Just think about the impact the big blue ocean between your offshore plant and your customer can create. Bringing product back makes the most financial sense with large batch shipments, but what happens when demand shifts your product mix? And what about defects discovered after a product has been shipped from half a world away? Research in the pharmaceutical manufacturing realm by our own John Gray indicates offshore production – even by U.S. drug-makers – carries a greater quality risk than its American-made counterpart.

Advocates for bringing it back home, take heed: It’s easy to make the case for reshoring not just with dollars and sense, but common sense.

Show me what you got

I got my first real taste of old-fashioned, machismo-fueled negotiation when I wrecked my car earlier this year. Thankfully, I wasn’t the driver to blame, wasn’t hurt and was driving a 15-year-old parental hand-me-down I secretly wished would suffer that fate. Nonetheless, one totaled vehicle meant finding another with a settlement check from an insurance company in tow – and both of those would put me face-to-face with people who assured me they were giving me the best deal they could but were clearly lying through their teeth.

In both scenarios, I (naturally) feel I came out on top in retrospect. Talking an insurance adjuster into a few hundred extra dollars is no small feat and my performance in the car salesman’s office would make Ryan Gosling jealous.

I thought about both of those negotiations last week, when the Center for Operational Excellence hosted a forum for our member companies’ administrative assistants. The brave souls that trekked through an unusually blustery and snowy Columbus day got a hands-on crash course in negotiation from Maggie Lewis, a lecturer in the Fisher College of Business. Unfortunately, that thinking led me to realize the kind of negotiating I did wasn’t that tricky. I cared nothing for the results or the feelings on the other end of the table, a classic “win-lose scenario.”

Maggie Lewis
Maggie Lewis, presenting at COE’s administrative assistants forum

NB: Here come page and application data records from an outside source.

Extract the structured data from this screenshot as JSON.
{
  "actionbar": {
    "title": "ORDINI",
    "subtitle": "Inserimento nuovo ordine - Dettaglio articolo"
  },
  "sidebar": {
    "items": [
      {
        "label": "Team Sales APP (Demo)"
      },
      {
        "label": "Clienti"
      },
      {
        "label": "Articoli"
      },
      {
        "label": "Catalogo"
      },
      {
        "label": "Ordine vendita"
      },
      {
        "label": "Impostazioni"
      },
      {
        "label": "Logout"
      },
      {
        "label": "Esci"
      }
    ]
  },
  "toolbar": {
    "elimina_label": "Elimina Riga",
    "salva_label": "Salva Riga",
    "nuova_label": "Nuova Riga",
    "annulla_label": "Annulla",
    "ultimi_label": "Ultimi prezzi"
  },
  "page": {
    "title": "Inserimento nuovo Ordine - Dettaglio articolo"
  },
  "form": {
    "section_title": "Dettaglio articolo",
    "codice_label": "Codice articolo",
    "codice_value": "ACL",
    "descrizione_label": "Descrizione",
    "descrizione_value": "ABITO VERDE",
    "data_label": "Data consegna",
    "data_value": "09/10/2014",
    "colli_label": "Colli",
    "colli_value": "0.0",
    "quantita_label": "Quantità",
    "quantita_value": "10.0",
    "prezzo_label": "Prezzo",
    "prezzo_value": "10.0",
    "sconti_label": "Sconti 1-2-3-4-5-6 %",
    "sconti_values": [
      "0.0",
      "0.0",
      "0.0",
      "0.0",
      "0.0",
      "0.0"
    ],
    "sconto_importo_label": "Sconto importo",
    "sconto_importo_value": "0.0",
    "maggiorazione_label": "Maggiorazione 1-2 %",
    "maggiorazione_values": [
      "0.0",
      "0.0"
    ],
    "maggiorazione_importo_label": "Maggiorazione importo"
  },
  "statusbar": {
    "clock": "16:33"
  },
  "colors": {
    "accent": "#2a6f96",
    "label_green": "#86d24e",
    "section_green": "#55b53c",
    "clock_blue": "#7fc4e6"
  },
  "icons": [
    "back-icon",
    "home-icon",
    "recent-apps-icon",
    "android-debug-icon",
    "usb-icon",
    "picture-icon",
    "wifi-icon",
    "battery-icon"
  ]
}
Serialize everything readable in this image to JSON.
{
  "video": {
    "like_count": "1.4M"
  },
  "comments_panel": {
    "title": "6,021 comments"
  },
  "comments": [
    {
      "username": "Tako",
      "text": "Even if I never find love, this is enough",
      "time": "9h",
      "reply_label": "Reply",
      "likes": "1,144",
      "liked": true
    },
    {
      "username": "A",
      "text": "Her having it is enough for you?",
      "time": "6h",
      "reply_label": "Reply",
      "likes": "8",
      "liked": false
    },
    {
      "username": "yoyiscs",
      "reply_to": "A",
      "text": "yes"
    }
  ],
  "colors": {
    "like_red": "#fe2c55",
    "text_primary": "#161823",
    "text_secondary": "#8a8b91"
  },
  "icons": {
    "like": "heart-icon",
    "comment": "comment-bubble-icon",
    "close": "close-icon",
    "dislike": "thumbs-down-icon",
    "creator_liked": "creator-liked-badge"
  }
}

The kind of negotiating we do in our lives as lean thinkers is much tougher than balking at a sticker price. In a realm where responsibility is shared, blame is avoided at all cost and flow requires buy-in and cooperation from everyone involved, negotiation is a tightrope walk. On one end is the current state, riddled with problems and inefficiencies, and on the other is the future state your pursuit of operational excellence will take you. The last thing you need is a disgruntled colleague with a good pair of garden shears.

Lewis during her presentation made a few comments that struck me for their deep relationship to lean principles, chief among them: “Negotiation is just problem solving.” Any manager could tell you that sentence works in both directions.